Fighting for local firefighters

MICHIGAN CITY – The average lifespan of the typical American is approximately 78 years. However, the average lifespan of an American firefighter is about 65, according to Michigan City Fire Chief Randy Novak.

Novak talked statistics with the Michigan City Common Council on April 3, and said firefighters are significantly more likely to develop various cancers than the average person:

n Testicular cancer – 2.02 times greater

n Multiple myeloma – 1.53 times greater

n Non-Hodgkin’s lymphoma – 1.51 times greater

n Skin cancer – 1.39 times greater

n Brain cancer – 1.31 times greater

n Malignant melanoma – 1.31 times greater

n Prostate cancer – 1.28 times greater

n Colon cancer – 1.21 times greater

n Leukemia – 1.14 times greater

These are national statistics generated by the Firefighter Cancer Support Network, which attributes the increased cancer rates to the inhalation and absorption of chemicals emitted from regular household items when they burn.

Novak said in a telephone interview Tuesday, “It used to be that the only thing you had to worry about was cotton and wood. Now, everything is plastic. Using plastic makes things cheap and lightweight; but there are so many nasty chemicals that you’re exposed to when you breathe in that smoke.”

He told the city council that when one’s skin temperature rises by 5 degrees, such as when that person is inside a burning building, his or her chemical absorption rate increases by 400 percent.

Novak attributed elevated instances of thyroid and testicular cancers in firefighters to that increased absorption.

“When firefighters are sweaty in those areas and their gear is dirty and their pores are open, that’s what happens,” he said.

The chief cited one study that called for firefighters to sit in a sauna so their sweat could be collected. He said the results showed they emitted heavy metals from their pores because of the chemicals their bodies absorb when they’re on the job.

Another study, Novak said, simulated a fire, but instead of soot, involved the use of a powdered dye visible only under UV light. Firefighters entered the fake fire as they would a real one, and then returned to the fire station. There, they behaved as they normally would: They washed their hands, cooked and ate lunch, slept and then returned home.

The following day, the UV lights reportedly showed the dye was present in the firefighters’ homes – on their beds, their laundry, their children’s toys – as well as on their bodies and the bodies of their spouses and children.

Novak said the dye represents the carcinogens to which the firefighters are exposed when they enter burning buildings, and to which their families are exposed when the firefighters return home from work.

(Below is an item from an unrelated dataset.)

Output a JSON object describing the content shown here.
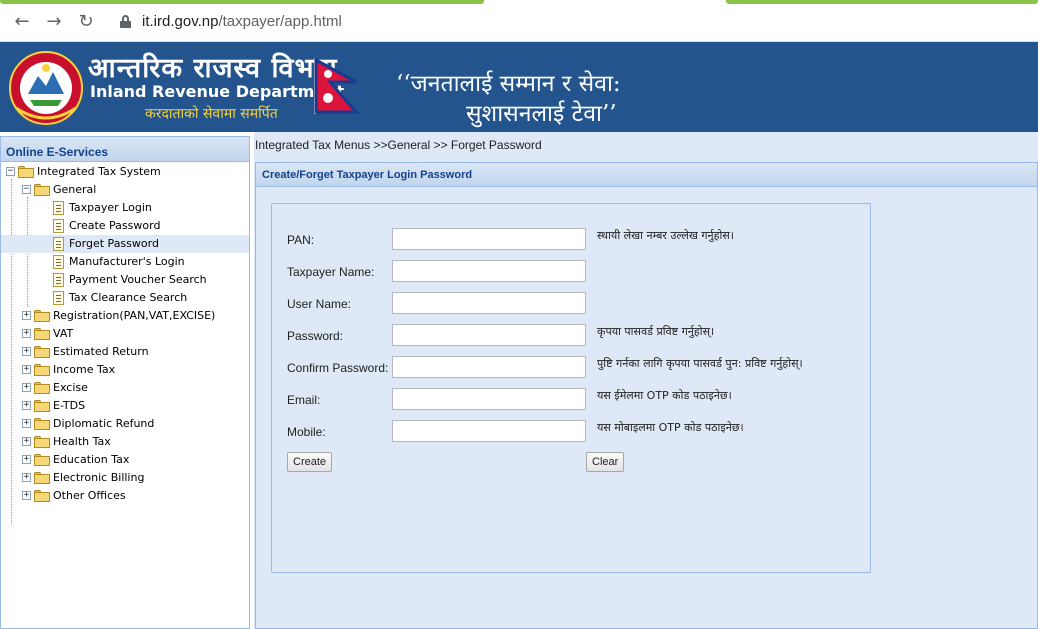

“It used to be that a firefighter’s badge of honor was a dirty helmet,” Novak said. “You were the guy that went in to fight the fires and do the work. The guys whose helmets were clean, we gave them a hard time. But now, we want their helmet and their gear to be clean. If they go into a fire, their gear is contaminated and needs to be washed.

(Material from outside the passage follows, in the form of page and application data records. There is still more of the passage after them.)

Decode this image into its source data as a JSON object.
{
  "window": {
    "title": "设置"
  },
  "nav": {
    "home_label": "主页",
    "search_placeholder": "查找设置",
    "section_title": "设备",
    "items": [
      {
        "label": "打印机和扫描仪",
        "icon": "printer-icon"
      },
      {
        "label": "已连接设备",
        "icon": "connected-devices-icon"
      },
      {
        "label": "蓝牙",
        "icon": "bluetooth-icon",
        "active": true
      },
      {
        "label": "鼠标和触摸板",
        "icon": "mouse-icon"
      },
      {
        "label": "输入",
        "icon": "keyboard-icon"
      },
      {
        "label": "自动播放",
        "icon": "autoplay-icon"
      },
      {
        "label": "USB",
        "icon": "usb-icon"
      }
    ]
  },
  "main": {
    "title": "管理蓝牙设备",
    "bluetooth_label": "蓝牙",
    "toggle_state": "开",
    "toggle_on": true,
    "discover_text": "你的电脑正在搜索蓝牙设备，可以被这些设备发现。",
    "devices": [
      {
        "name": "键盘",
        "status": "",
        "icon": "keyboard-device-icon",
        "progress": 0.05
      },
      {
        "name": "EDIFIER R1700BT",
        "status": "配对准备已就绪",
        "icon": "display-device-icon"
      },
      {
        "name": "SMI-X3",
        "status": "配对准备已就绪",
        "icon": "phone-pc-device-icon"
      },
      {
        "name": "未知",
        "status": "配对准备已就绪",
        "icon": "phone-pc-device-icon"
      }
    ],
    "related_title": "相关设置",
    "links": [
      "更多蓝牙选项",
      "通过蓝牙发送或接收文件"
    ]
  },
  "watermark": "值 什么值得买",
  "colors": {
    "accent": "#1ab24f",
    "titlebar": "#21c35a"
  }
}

“The rule is to shower within the hour, change into clean clothes and get those carcinogens off their bodies as quickly as we can.”

Novak told the council multiple local firefighters attended a national conference in January during which an entire day was devoted to a cancer summit. Those men, he said, are working to help rewrite the Michigan City Fire Department’s standard operating procedures based on what they learned.

He noted that cancer is the cause of death in 56 percent of cases in which a person dies as a result of having worked as a firefighter.

“Being a firefighter is absolutely the hands-down best job in the world,” Novak said. “We signed on to do a lot of things: Drive fire engines, run into burning buildings, save people’s lives. But we didn’t sign on to get cancer.”

Shortly after Novak’s presentation on April 3, Councilman Ron Hamilton introduced an ordinance on first reading that, if approved, will appropriate $99,630 from the Cumulative Capital Development Fund to pay for new equipment for the MCFD:

n 12 complete sets of Fire Dex Tec/Gen 71 turnout gear (coat, pants and suspenders), helmets, gloves and boots for the six new-hire firefighters who will join the department this summer – $36,000

n 168 Gore or Nomax particulate hoods, allowing each of the 84 firefighters one hood to use and one to have as a backup – $21,000

n 6 G1 4500 psi SCBA air packs with ITIC and face pieces – $32,670

n 12 4500 psi 45-minute low-profile cylinders – $9,960

Novak said the purpose of the new equipment is “to keep our firefighters safe, help them to live longer and keep being able to do what they do.”

The council will hold a public hearing on the matter at their April 17 meeting at 6:30 p.m. in the Common Council Chambers at City Hall, 100 E. Michigan Blvd.

They will vote on whether to approve the ordinance at their May 1 meeting.